Segment Start: INPUT RECORDS

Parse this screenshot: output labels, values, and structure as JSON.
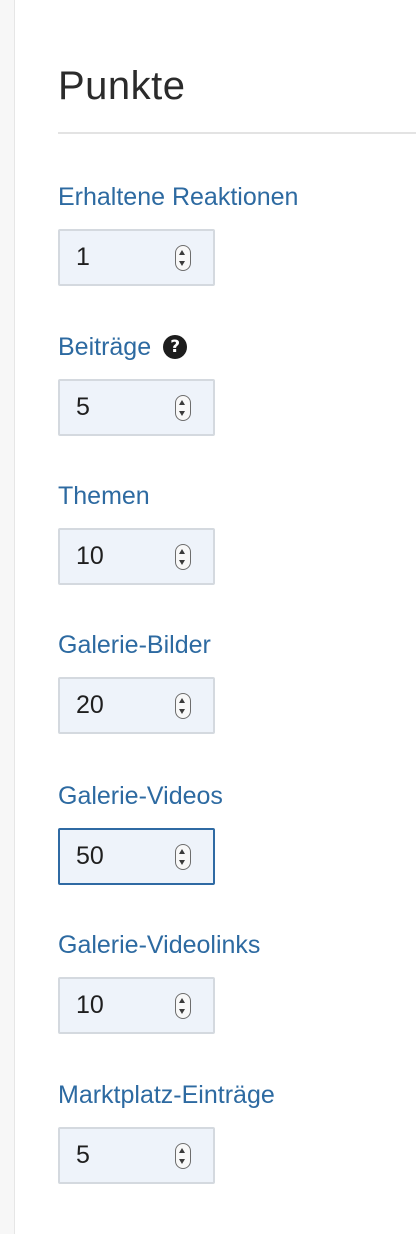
{
  "section": {
    "title": "Punkte"
  },
  "fields": [
    {
      "label": "Erhaltene Reaktionen",
      "value": "1",
      "has_help": false,
      "focused": false
    },
    {
      "label": "Beiträge",
      "value": "5",
      "has_help": true,
      "help_glyph": "?",
      "focused": false
    },
    {
      "label": "Themen",
      "value": "10",
      "has_help": false,
      "focused": false
    },
    {
      "label": "Galerie-Bilder",
      "value": "20",
      "has_help": false,
      "focused": false
    },
    {
      "label": "Galerie-Videos",
      "value": "50",
      "has_help": false,
      "focused": true
    },
    {
      "label": "Galerie-Videolinks",
      "value": "10",
      "has_help": false,
      "focused": false
    },
    {
      "label": "Marktplatz-Einträge",
      "value": "5",
      "has_help": false,
      "focused": false
    }
  ],
  "colors": {
    "label": "#2d6aa1",
    "input_background": "#eef3fa",
    "input_border": "#d4d9df",
    "input_focus_border": "#2f6aa3"
  },
  "icons": {
    "help": "question-circle-icon",
    "stepper": "number-stepper-icon"
  }
}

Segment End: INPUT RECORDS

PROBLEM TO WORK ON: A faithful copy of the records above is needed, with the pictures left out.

EXERCISE RESULT:
Parse this screenshot: output labels, values, and structure as JSON.
{
  "section": {
    "title": "Punkte"
  },
  "fields": [
    {
      "label": "Erhaltene Reaktionen",
      "value": "1",
      "has_help": false,
      "focused": false
    },
    {
      "label": "Beiträge",
      "value": "5",
      "has_help": true,
      "help_glyph": "?",
      "focused": false
    },
    {
      "label": "Themen",
      "value": "10",
      "has_help": false,
      "focused": false
    },
    {
      "label": "Galerie-Bilder",
      "value": "20",
      "has_help": false,
      "focused": false
    },
    {
      "label": "Galerie-Videos",
      "value": "50",
      "has_help": false,
      "focused": true
    },
    {
      "label": "Galerie-Videolinks",
      "value": "10",
      "has_help": false,
      "focused": false
    },
    {
      "label": "Marktplatz-Einträge",
      "value": "5",
      "has_help": false,
      "focused": false
    }
  ],
  "colors": {
    "label": "#2d6aa1",
    "input_background": "#eef3fa",
    "input_border": "#d4d9df",
    "input_focus_border": "#2f6aa3"
  },
  "icons": {
    "help": "question-circle-icon",
    "stepper": "number-stepper-icon"
  }
}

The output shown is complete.